*EXERCISE BRIEF*.
What is the number of lines in the data below that hold the word "image"? Give nothing beyond that number.

*MATERIAL SHOWN*.
· · ·

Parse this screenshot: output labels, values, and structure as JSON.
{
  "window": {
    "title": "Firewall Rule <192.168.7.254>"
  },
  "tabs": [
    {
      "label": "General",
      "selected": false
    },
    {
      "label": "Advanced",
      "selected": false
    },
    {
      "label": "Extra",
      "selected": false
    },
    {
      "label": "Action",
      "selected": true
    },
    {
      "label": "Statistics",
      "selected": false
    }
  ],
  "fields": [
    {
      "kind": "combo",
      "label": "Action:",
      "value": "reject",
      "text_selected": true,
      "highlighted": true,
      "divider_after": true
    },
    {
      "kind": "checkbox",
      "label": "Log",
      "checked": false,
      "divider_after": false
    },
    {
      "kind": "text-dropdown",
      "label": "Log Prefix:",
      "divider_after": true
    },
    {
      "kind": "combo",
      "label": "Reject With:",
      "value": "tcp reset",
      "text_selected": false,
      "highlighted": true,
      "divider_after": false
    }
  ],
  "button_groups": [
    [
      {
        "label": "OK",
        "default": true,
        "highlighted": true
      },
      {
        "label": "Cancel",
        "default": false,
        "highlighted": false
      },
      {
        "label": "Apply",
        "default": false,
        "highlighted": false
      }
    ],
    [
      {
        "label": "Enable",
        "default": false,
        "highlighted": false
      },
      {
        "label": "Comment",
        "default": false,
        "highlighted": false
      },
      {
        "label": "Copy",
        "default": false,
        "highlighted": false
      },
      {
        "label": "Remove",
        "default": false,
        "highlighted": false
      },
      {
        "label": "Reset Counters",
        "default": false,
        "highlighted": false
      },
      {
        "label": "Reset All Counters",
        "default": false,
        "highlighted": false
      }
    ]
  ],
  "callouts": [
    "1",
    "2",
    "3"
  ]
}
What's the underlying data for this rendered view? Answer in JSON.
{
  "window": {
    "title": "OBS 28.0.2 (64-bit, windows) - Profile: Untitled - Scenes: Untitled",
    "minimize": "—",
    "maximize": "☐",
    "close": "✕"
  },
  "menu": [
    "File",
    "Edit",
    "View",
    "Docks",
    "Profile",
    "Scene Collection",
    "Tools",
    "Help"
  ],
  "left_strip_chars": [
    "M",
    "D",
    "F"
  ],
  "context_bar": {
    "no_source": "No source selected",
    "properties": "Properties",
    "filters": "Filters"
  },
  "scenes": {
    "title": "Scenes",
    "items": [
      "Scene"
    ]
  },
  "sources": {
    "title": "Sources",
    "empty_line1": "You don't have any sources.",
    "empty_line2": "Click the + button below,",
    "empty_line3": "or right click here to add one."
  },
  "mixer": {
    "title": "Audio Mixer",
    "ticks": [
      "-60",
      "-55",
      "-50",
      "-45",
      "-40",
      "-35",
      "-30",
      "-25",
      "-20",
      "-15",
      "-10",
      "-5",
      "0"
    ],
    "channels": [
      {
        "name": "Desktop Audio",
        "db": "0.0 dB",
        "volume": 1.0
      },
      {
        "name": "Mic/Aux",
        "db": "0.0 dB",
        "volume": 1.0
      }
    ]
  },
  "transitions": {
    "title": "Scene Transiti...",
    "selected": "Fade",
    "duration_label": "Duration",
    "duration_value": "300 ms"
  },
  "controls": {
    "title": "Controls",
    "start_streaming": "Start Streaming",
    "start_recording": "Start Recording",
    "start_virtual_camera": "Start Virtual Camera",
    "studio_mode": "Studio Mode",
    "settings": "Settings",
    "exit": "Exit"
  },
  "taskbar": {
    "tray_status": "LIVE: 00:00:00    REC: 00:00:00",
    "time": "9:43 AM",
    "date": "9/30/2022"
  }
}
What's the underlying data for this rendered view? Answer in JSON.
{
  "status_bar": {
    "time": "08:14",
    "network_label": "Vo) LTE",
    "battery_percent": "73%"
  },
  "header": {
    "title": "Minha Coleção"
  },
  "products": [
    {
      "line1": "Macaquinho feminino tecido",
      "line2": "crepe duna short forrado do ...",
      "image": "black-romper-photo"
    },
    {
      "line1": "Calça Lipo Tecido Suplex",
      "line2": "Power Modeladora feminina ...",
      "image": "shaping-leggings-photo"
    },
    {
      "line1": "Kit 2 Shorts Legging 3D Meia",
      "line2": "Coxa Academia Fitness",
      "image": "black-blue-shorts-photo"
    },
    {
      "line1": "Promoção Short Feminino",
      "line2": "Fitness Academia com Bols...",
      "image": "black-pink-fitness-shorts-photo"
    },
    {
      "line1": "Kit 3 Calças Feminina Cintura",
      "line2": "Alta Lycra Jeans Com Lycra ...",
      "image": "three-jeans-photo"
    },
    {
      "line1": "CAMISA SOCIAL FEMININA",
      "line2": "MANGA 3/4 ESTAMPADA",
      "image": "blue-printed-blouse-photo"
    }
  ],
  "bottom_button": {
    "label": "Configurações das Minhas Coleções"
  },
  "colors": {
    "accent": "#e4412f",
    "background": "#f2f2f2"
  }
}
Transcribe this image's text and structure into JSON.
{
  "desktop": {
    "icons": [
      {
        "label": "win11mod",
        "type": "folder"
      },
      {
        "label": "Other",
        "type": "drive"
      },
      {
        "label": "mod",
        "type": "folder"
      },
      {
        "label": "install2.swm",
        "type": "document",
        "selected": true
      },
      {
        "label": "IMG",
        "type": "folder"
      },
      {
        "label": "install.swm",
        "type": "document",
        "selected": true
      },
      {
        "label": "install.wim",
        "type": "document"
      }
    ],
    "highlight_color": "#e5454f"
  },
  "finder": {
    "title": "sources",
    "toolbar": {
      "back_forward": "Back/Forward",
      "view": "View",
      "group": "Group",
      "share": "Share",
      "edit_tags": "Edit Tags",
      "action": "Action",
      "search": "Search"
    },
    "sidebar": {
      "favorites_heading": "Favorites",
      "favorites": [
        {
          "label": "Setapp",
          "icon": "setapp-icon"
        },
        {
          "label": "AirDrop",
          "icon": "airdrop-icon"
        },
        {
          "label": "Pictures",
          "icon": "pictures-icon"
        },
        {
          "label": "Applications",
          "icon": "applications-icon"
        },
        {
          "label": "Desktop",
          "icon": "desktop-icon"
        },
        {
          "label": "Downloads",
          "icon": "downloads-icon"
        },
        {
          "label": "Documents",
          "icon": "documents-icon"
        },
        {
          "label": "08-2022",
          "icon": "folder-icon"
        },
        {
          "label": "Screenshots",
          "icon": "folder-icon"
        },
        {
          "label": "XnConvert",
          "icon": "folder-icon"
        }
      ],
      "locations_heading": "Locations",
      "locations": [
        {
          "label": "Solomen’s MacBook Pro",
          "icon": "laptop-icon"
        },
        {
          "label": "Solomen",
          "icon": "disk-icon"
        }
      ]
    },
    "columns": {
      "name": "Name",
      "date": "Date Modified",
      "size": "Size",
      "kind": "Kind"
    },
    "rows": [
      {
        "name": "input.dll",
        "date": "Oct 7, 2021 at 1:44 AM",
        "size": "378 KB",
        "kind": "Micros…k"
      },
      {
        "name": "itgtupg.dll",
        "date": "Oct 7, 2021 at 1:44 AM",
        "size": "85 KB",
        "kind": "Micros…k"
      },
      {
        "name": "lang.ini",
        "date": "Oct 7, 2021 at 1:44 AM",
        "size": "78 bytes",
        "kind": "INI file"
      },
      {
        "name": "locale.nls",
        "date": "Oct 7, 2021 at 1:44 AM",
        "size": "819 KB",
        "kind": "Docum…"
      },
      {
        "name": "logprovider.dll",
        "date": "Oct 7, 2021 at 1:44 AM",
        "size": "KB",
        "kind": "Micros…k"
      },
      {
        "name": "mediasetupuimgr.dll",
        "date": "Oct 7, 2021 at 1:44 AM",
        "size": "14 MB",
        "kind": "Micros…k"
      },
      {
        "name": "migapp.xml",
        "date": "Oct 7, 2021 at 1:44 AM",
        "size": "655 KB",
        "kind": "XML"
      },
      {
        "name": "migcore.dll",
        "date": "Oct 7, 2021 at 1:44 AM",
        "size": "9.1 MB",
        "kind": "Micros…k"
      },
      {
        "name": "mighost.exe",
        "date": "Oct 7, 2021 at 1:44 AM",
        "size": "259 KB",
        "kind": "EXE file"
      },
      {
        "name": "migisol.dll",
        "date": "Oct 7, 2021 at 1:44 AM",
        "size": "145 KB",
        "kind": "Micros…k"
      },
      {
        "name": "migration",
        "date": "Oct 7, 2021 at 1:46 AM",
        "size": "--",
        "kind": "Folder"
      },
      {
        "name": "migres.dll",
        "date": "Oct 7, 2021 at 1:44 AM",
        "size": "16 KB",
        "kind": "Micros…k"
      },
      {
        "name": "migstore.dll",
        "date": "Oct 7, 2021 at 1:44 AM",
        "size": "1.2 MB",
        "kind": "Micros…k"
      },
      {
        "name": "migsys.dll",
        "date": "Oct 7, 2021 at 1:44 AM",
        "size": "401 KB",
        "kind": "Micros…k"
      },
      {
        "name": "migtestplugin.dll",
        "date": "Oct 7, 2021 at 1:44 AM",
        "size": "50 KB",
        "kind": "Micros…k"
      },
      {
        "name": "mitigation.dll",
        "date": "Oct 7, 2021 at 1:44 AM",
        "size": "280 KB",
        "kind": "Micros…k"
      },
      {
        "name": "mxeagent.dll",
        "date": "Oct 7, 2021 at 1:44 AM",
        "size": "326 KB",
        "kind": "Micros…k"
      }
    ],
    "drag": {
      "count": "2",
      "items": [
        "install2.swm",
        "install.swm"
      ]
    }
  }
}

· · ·

*RESPONSE FOR THIS EXERCISE*.
7